What are the program dates?
The program begins Aug 4, 2014 and ends May 15, 2015. Time off can be requested during the year, and we strongly encourage visiting interpreters to plan trips home during the semester breaks (Thanksgiving week, Christmas Break, and Spring Break).
What is the application deadline?
A completed online and video application is due Friday, April 18, 2014. All paperwork and videos must be completed before this date.
Candidate selections announced June 2, 2014
Where would I live?
Visiting interpreters may choose to live on campus during their time at GIS.
Interpreters may also choose to live off-campus
What is the structural support for this program?
This program is an investment from GIS in advancing the skills of professional, working interpreters nationwide
The Results! Mentoring Program is supported by the Results! Mentoring Team. The lead coordinator for the Deaf Interpreter track is Rayni Plaster, CDI.
Support also comes from certified and experienced interpreters/interpreter mentors. These mentors are trained GIS staff and freelance interpreters who provide direct mentoring to individual mentees.
Why I am required to have work experience as an interpreter before applying to this program?
The Gallaudet campus is a fast-paced environment where simultaneous interpreting is often used. The Results! Visiting Interpreter program is for interpreters looking to bring their skills to the next level. It is not the place for novice interpreters to begin their careers. If you are interested in a career in interpreting, we recommend you contact the academic department of interpretation on Gallaudet campus.

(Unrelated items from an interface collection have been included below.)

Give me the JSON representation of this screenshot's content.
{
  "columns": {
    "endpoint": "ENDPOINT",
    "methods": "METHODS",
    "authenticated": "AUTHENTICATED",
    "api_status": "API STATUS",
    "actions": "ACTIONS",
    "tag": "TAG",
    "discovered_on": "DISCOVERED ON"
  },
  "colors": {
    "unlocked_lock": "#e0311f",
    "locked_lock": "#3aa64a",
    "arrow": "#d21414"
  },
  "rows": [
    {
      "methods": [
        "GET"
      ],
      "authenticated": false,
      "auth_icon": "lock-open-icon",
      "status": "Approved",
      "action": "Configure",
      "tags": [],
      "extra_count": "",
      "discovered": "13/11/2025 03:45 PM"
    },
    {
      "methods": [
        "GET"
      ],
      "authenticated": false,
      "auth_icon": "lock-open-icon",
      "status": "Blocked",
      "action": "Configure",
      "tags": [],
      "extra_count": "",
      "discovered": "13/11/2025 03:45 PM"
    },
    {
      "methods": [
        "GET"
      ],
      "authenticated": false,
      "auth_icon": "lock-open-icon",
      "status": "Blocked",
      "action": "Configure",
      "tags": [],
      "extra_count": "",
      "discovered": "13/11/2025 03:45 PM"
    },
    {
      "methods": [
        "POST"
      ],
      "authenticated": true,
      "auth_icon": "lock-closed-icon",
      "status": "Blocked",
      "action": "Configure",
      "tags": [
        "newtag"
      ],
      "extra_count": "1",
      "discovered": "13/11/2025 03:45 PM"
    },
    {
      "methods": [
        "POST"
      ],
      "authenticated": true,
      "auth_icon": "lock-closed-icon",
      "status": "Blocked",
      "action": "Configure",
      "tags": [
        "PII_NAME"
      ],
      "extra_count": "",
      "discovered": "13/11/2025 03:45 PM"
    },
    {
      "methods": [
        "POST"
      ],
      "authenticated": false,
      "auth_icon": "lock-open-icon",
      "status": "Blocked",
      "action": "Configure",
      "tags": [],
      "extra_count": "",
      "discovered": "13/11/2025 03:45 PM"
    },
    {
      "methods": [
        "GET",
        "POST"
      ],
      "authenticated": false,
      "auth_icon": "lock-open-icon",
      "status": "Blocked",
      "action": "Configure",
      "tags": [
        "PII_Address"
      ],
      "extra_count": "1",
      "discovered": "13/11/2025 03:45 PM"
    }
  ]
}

How many applications do you receive, and how many interpreters do you select into each cohort?
Our application pool varies from year to year, depending on the numbers and types of cohorts we support. Our applicant pool also grows as word spreads about our program. Generally, we receive between 50-100 applications per year.
The numbers of interpreters selected per cohort also varies, and depends on multiple factors including the skill sets of applicants, and the feasibility of mentor matching for each mentee. In the past, we have had from 4-6 mentees in each cohort.
For the 2014/15 academic year, we expect to invite up to 5 Visiting Interpreters.
Why don't you offer a shorter program?
We are about RESULTS!, and we know from experience that a shorter program does not allow sufficient time for new skills to be fully internalized. For that reason, we do not offer a summer, or a half semester program.
We do provide some flexibility around vacation schedules and have a procedure for requesting days off. Visiting interpreters with limited responsibilities 'back home' may find this flexibility sufficient so that they can still participate in the program.
Can I participate in this program through distance learning?
Unfortunately our program design requires on site participation.
What can I expect while working at Gallaudet?
Working on the Gallaudet University campus looks different every day. The variety of courses that are interpreted range from undergraduate to PhD level courses. Service provision include closevision, tactile, and protactile ASL. Gallaudet interpreters work with a diverse group of Deaf professionals, hearing signers, and students. In addition, the Gallaudet campus houses the Laurent Clerc National Deaf Education Center where interpreters occasionally work with students who are learning ASL.
What will a typical day involve?
A typical day involves interpreting teamed assignments on the Gallaudet Campus. Mentoring sessions also happen throughout the week, as well as study groups, obervations, and time to prepare for assignments. All assignemts and meetings are scheduled through a database managed by the GIS scheduling team.
Interpreters are expected to be on-campus from 8am-5pm during the week as scheduling needs change quickly.
Interpreters usually have some down-time during the day to work on skill-building activities, prepare for classes, and respond to email. Visiting interpreters will be assigned office space in order to complete these tasks.
If I am not selected this year, can I apply again next year?